What hope for Vietnam’s highly threatened wildlife?
29 November 2011 | Article
In 2012, Ministry of Natural Resources and Environment (MONRE), Biodiversity Conservation Agency (BCA) will lead the preparation of a new National Biodiversity Strategy and Action Plan (NBSAP). Vietnam’s first NBSAP was approved in 1995 (with a minor revision 2007). A lot has happened in the past 16 years so this new NBSAP will be a complete rewrite. It will need to include the Aichi Biodiversity targets, a set of 20 indicators that were agreed to at the CBD COP held in Nagoya in 2010. To produce a new NBSAP on time and of high quality will require input from many government agencies, research center, universities, and NGOs. It will need to be based on an honest assessment of what has worked and what hasn’t in biodiversity conservation. It will also need to set priorities. The below article, which was presented at a BCA workshop in Ba Vi on November 18, says, IUCN advocates for a focus on those species that are both highly threatened and endemic (or almost endemic) to Vietnam.
"The extinction of the Javan rhino from Vietnam confirmed three facts that were already known: first, that there is inadequate State technical capacity and commitment to protected area management and species conservation, despite substantial national and international support; second, that this is unlikely to change fast enough to ensure the survival of species that require intensive management and protection; and third, that alternative management arrangements need to be urgently put in place to safeguard the remaining strongholds of the most threatened species.
In its report on the Javan rhino extinction, WWF makes the same point: “Vietnam is on the verge of an extinction crisis with many other species threatened by hunting and habitat loss. Significant improvements need to be made in law enforcement and protected area management and in the way conservation organizations cooperate with protected areas to ensure that other species do not share the fate of the Javan rhino.” Of greatest concern are nine species that are both Critically Endangered and endemic to Vietnam—in other words, that can only be protected in Vietnam.
These nine “death row” species include five primates (Delacour’s langur, Golden-headed langur, Eastern black-crested gibbon, Tonkin snub-nosed monkey, Northern white-cheeked gibbon); two turtles (Vietnamese pond turtle, Swinhoe’s softshell turtle); one bird (Edward’s pheasant); and one bovine (saola). With the exception of Edward’s pheasant and saola, these species have restricted and well known ranges.

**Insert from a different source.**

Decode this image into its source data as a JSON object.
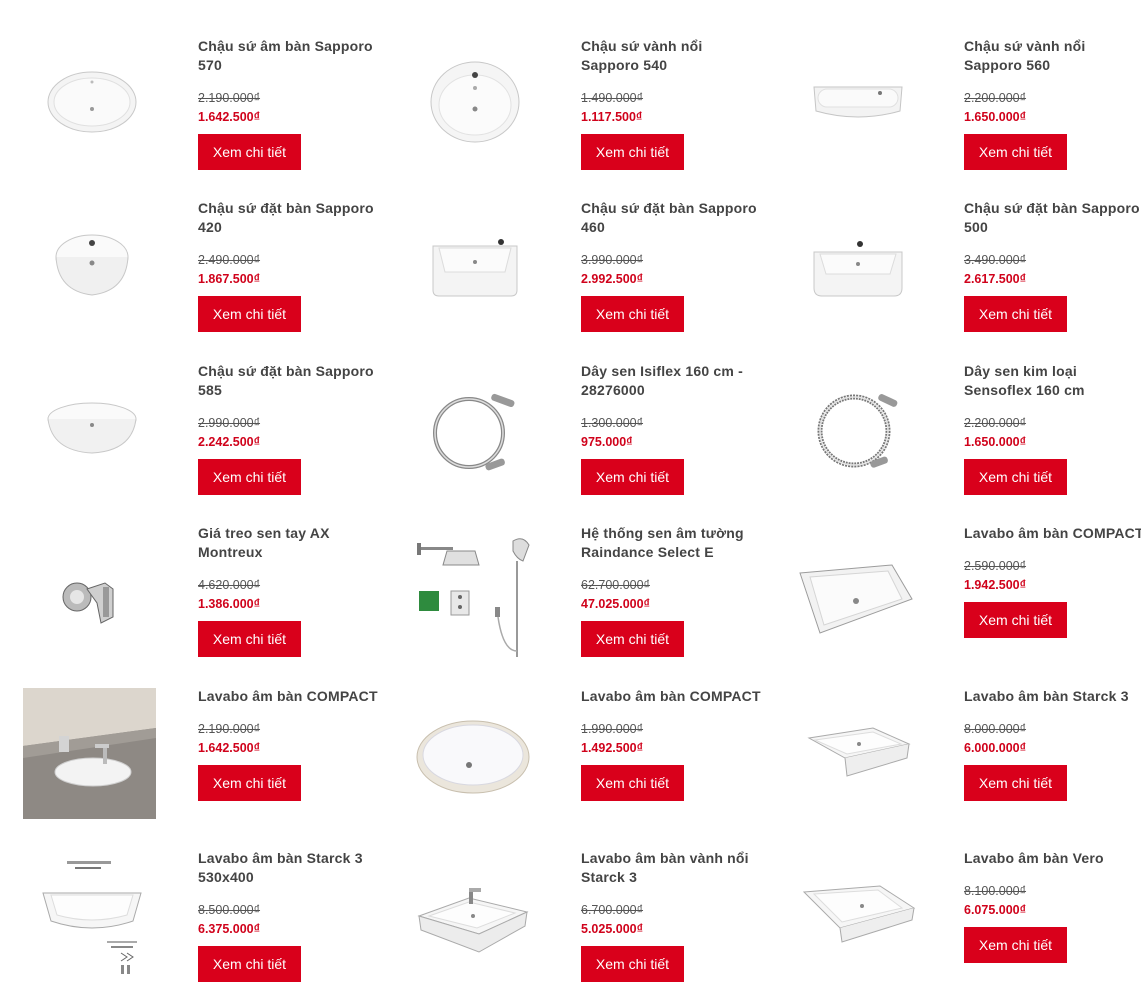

This has the advantage of simplifying protection measures but the disadvantage that a large proportion of the global population could be wiped out by disease or hunting.
One way to safeguard these species would be to establish a National Target Program on Endangered Species Conservation. This NTP would include a new legal designation for priority sites that would confer total protection; designate a technical partner with management authority; and include a dedicated budget to cover core management costs and potentially a small grant scheme open to NGOs and universities to carry out research, etc. The NTP would initially focus on 3-4 relatively “simple” species such as the Eastern black-crested gibbon, Tonkin snub-nosed monkey, and Vietnamese point turtle.
Globally, there are numerous examples of governments granting day to day management authority to specialized non-state organizations. This arrangement is sometimes called “conservation concession”, an approach that was pioneered by Conservation International in the late 1990s as a cost-effective alternative to the sustainable forest management paradigm. A recent example is the Forest of Hope in Sumatra, where in 2007 the Indonesian government granted a Birdlife-supported foundation a 100-year lease on a 100,000-ha former logging concession that is home to up to 20 Sumatran tigers.
Conservation concessions in Vietnam may require new legislation. But precedents exist that the government can build on. These include the “bird’s nest” sanctuary on Hon Noc, which is part of the Hon Mun MPA in Nha Trang and is managed (and strictly protected) by SaNest, a private company. Another example is the clam cooperatives in Ben Tre. These cover 9,600 hectares and are managed by a company that implements strict sustainable harvesting rules. More importantly, this approach allows the government to leverage substantial non-state expertise and experience to prevent further species extinctions."